> **Work task**: Locate every line in the records below that contains the word "true", and copy each one.

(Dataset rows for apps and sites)
=== Section Start ===

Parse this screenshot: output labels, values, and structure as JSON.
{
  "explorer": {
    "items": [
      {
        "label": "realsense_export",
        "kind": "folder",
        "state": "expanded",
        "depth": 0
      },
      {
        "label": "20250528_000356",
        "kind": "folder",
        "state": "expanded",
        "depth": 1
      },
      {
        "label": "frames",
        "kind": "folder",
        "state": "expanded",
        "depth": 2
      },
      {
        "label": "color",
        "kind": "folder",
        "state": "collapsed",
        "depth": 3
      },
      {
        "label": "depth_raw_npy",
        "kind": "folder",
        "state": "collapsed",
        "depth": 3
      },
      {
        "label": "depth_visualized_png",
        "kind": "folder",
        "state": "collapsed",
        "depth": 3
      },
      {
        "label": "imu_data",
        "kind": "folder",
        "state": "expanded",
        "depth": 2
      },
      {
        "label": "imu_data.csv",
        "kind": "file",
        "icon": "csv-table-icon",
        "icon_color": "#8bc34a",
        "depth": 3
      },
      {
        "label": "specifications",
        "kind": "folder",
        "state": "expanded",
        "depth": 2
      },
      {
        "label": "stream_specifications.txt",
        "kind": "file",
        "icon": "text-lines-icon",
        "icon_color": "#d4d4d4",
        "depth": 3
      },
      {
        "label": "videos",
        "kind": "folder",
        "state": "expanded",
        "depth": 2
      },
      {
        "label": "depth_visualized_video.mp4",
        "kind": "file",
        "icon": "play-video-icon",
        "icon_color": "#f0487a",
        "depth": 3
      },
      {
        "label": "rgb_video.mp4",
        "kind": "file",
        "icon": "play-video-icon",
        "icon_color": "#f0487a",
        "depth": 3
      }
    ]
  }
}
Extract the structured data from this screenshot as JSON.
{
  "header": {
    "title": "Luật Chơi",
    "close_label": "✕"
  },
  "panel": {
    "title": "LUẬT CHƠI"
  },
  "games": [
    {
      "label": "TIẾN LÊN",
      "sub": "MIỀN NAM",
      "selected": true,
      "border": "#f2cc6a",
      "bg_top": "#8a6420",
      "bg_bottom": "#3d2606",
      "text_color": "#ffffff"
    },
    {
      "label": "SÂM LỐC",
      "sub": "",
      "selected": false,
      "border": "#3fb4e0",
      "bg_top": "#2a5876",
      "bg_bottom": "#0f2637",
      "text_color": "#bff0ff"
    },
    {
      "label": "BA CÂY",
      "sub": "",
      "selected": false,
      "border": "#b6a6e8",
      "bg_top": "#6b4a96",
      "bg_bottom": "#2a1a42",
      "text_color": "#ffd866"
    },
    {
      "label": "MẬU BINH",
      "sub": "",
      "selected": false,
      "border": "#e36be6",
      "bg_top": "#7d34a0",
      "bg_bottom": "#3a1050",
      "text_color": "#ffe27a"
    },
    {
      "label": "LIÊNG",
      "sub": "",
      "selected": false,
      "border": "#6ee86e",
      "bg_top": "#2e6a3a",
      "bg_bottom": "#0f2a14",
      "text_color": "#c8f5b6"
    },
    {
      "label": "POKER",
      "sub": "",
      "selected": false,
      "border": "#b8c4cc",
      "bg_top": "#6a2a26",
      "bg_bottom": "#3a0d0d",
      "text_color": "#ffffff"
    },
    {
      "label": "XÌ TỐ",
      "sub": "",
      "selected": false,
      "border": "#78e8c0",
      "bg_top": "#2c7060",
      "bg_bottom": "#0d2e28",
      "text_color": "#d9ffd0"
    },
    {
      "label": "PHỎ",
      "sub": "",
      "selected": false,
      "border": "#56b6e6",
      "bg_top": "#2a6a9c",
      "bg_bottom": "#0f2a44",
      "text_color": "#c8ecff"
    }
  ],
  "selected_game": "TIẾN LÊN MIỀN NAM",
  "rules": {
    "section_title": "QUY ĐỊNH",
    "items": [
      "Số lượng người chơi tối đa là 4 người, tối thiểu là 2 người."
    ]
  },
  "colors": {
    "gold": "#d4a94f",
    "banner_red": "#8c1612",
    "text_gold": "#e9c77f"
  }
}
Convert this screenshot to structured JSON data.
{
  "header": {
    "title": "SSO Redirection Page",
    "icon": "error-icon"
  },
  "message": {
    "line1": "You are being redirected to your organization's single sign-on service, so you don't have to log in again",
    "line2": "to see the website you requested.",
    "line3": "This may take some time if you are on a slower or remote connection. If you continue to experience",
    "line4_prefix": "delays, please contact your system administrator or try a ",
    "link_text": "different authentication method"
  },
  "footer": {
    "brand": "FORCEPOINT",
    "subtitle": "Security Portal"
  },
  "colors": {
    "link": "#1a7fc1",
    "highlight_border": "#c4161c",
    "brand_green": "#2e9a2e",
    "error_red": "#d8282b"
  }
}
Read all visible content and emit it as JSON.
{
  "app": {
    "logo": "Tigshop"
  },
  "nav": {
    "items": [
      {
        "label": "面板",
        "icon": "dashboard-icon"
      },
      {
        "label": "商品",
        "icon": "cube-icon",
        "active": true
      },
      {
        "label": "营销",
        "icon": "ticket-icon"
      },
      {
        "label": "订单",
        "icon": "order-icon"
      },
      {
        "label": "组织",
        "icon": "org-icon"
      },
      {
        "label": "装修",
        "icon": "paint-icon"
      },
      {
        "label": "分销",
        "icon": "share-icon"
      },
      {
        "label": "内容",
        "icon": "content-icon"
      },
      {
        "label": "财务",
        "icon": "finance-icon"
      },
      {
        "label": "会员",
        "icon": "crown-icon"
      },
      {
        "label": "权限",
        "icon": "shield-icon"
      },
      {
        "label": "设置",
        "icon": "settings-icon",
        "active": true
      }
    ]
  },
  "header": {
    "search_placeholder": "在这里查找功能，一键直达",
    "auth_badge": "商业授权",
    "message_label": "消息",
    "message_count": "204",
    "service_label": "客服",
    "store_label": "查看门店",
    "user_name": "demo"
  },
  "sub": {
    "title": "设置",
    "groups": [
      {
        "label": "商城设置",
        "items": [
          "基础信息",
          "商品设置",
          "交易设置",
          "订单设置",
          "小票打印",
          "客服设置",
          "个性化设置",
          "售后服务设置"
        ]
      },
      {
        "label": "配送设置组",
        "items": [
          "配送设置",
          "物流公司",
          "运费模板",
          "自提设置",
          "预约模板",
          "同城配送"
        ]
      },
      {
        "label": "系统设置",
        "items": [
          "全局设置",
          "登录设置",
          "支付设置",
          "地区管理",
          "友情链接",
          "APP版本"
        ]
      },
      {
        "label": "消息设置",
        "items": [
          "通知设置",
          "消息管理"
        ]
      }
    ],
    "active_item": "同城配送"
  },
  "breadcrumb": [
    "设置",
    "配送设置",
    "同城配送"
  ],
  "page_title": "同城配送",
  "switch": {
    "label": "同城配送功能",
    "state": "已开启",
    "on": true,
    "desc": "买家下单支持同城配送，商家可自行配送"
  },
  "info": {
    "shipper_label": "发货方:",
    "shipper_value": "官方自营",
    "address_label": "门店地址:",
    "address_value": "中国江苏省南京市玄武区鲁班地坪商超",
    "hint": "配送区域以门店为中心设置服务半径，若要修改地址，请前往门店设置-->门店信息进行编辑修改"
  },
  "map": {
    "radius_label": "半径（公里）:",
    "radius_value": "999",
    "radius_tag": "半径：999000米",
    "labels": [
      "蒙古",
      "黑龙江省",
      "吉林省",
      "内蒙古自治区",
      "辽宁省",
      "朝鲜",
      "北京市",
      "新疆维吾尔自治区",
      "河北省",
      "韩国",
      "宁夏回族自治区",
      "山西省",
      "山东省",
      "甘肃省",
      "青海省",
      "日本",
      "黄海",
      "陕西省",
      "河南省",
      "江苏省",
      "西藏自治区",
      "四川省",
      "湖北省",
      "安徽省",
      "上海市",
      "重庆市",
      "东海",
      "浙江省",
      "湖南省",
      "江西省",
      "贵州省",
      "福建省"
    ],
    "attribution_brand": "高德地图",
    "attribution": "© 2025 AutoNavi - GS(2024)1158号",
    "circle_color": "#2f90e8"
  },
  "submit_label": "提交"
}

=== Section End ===

> **Problem solution**:
      "selected": true,
        "active": true
        "active": true
    "on": true,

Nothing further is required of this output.